[Given records Boundary: Start]
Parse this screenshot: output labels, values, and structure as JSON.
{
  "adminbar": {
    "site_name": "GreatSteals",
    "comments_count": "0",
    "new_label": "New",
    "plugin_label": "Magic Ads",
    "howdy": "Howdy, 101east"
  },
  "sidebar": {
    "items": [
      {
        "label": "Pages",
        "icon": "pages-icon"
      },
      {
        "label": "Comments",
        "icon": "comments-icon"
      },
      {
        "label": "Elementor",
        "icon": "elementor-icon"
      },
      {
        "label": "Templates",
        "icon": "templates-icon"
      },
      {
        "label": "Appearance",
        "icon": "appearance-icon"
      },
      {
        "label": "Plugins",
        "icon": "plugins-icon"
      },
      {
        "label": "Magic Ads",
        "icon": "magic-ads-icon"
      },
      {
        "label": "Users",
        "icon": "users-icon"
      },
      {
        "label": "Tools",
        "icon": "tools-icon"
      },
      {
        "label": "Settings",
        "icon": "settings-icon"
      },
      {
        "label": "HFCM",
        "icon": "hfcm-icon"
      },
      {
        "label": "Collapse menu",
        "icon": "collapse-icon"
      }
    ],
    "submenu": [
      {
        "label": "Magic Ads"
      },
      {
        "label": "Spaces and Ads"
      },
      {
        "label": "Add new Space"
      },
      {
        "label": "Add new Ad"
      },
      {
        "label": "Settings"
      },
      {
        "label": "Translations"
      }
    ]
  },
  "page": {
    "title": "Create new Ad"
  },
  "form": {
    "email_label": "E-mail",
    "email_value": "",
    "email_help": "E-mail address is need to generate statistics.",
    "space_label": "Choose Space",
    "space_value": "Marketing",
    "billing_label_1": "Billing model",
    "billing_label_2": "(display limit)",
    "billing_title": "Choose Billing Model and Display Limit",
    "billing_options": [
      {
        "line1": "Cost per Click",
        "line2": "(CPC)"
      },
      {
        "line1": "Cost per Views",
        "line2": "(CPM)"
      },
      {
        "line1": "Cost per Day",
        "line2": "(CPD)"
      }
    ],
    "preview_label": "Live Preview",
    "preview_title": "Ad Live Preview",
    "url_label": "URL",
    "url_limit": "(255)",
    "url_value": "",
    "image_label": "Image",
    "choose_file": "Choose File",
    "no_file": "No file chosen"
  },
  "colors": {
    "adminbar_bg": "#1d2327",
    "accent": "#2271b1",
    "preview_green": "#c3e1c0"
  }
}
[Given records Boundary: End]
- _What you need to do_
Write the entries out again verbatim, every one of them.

- _Result of the exercise_
Parse this screenshot: output labels, values, and structure as JSON.
{
  "adminbar": {
    "site_name": "GreatSteals",
    "comments_count": "0",
    "new_label": "New",
    "plugin_label": "Magic Ads",
    "howdy": "Howdy, 101east"
  },
  "sidebar": {
    "items": [
      {
        "label": "Pages",
        "icon": "pages-icon"
      },
      {
        "label": "Comments",
        "icon": "comments-icon"
      },
      {
        "label": "Elementor",
        "icon": "elementor-icon"
      },
      {
        "label": "Templates",
        "icon": "templates-icon"
      },
      {
        "label": "Appearance",
        "icon": "appearance-icon"
      },
      {
        "label": "Plugins",
        "icon": "plugins-icon"
      },
      {
        "label": "Magic Ads",
        "icon": "magic-ads-icon"
      },
      {
        "label": "Users",
        "icon": "users-icon"
      },
      {
        "label": "Tools",
        "icon": "tools-icon"
      },
      {
        "label": "Settings",
        "icon": "settings-icon"
      },
      {
        "label": "HFCM",
        "icon": "hfcm-icon"
      },
      {
        "label": "Collapse menu",
        "icon": "collapse-icon"
      }
    ],
    "submenu": [
      {
        "label": "Magic Ads"
      },
      {
        "label": "Spaces and Ads"
      },
      {
        "label": "Add new Space"
      },
      {
        "label": "Add new Ad"
      },
      {
        "label": "Settings"
      },
      {
        "label": "Translations"
      }
    ]
  },
  "page": {
    "title": "Create new Ad"
  },
  "form": {
    "email_label": "E-mail",
    "email_value": "",
    "email_help": "E-mail address is need to generate statistics.",
    "space_label": "Choose Space",
    "space_value": "Marketing",
    "billing_label_1": "Billing model",
    "billing_label_2": "(display limit)",
    "billing_title": "Choose Billing Model and Display Limit",
    "billing_options": [
      {
        "line1": "Cost per Click",
        "line2": "(CPC)"
      },
      {
        "line1": "Cost per Views",
        "line2": "(CPM)"
      },
      {
        "line1": "Cost per Day",
        "line2": "(CPD)"
      }
    ],
    "preview_label": "Live Preview",
    "preview_title": "Ad Live Preview",
    "url_label": "URL",
    "url_limit": "(255)",
    "url_value": "",
    "image_label": "Image",
    "choose_file": "Choose File",
    "no_file": "No file chosen"
  },
  "colors": {
    "adminbar_bg": "#1d2327",
    "accent": "#2271b1",
    "preview_green": "#c3e1c0"
  }
}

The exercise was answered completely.